# Activity:
Only lines that contain the word "this" are to be returned from the data below.

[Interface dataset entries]
*** Block opens ***
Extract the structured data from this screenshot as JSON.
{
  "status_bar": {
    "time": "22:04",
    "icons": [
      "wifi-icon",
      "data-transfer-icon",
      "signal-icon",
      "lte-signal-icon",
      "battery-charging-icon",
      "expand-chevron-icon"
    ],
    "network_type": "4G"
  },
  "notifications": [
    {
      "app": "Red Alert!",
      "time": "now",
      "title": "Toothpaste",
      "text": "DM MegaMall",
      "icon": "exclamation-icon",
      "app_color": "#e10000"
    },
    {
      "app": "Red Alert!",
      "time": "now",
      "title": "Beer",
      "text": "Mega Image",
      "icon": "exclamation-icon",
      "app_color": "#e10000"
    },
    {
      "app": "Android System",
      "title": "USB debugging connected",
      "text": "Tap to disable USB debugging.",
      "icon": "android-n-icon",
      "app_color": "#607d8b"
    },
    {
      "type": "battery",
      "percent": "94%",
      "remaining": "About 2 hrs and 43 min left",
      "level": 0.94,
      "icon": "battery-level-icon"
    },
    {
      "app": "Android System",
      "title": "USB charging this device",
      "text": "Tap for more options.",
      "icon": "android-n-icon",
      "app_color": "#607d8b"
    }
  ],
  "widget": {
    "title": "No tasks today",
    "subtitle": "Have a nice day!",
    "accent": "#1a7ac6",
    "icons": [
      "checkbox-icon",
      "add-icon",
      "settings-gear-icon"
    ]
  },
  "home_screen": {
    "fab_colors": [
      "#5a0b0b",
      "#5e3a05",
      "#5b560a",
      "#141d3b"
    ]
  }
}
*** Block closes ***
# Task result:
Extract the structured data from this screenshot as JSON.
      "title": "USB charging this device",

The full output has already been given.